_Task requirements_. Go through the entries below and copy every line that holds the word "value".

------------------------------------

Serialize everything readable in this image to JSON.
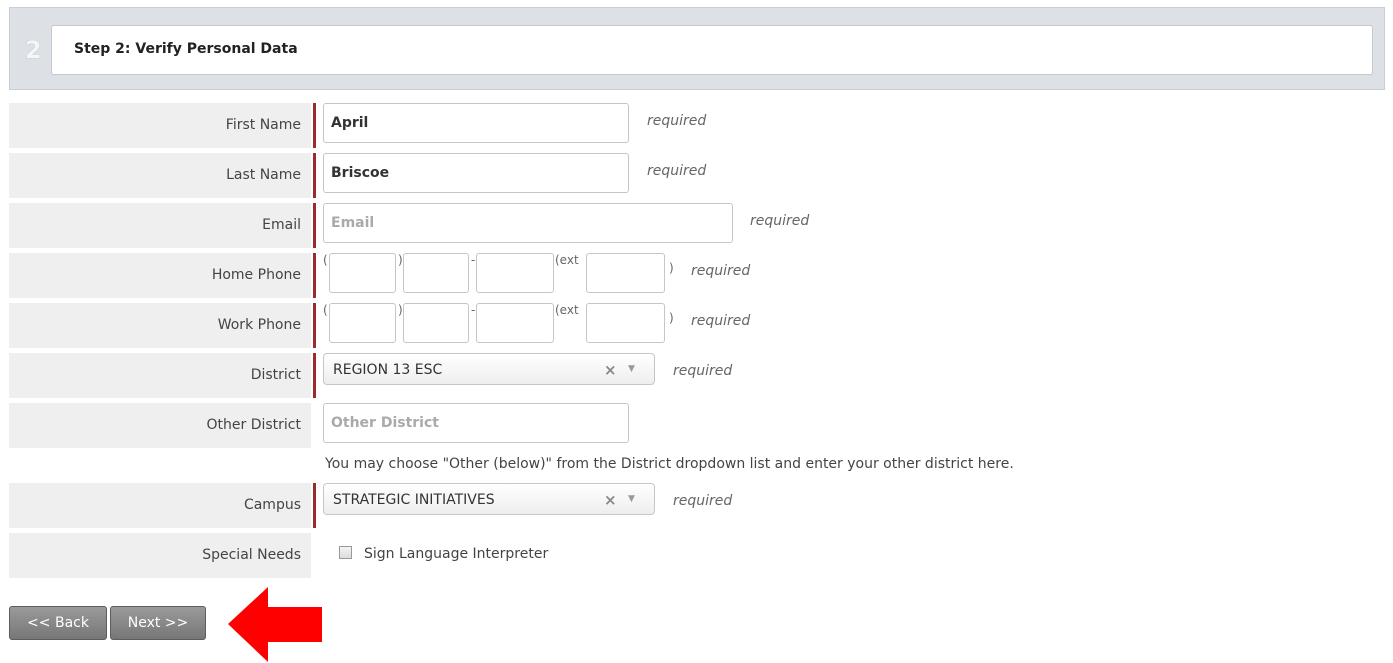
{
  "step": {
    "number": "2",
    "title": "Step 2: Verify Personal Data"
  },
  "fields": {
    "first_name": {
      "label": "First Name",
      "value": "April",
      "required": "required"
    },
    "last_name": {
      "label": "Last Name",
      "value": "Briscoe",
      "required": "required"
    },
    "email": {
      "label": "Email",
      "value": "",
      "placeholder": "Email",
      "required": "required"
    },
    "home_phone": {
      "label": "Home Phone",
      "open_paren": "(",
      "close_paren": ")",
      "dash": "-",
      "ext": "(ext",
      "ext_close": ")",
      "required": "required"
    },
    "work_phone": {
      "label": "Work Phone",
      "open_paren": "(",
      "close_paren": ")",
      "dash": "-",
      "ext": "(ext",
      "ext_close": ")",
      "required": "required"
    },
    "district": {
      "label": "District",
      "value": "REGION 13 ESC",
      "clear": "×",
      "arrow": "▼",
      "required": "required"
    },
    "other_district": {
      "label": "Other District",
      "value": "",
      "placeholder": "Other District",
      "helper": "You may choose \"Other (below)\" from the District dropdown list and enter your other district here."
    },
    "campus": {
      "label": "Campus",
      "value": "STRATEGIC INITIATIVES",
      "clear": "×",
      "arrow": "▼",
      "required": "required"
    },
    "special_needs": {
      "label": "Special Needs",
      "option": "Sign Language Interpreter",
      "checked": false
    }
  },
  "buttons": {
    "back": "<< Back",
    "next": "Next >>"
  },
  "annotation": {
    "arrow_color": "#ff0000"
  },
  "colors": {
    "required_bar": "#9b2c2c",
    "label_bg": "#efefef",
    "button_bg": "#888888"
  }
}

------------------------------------

_Finished exercise_.
      "value": "April",
      "value": "Briscoe",
      "value": "",
      "value": "REGION 13 ESC",
      "value": "",
      "value": "STRATEGIC INITIATIVES",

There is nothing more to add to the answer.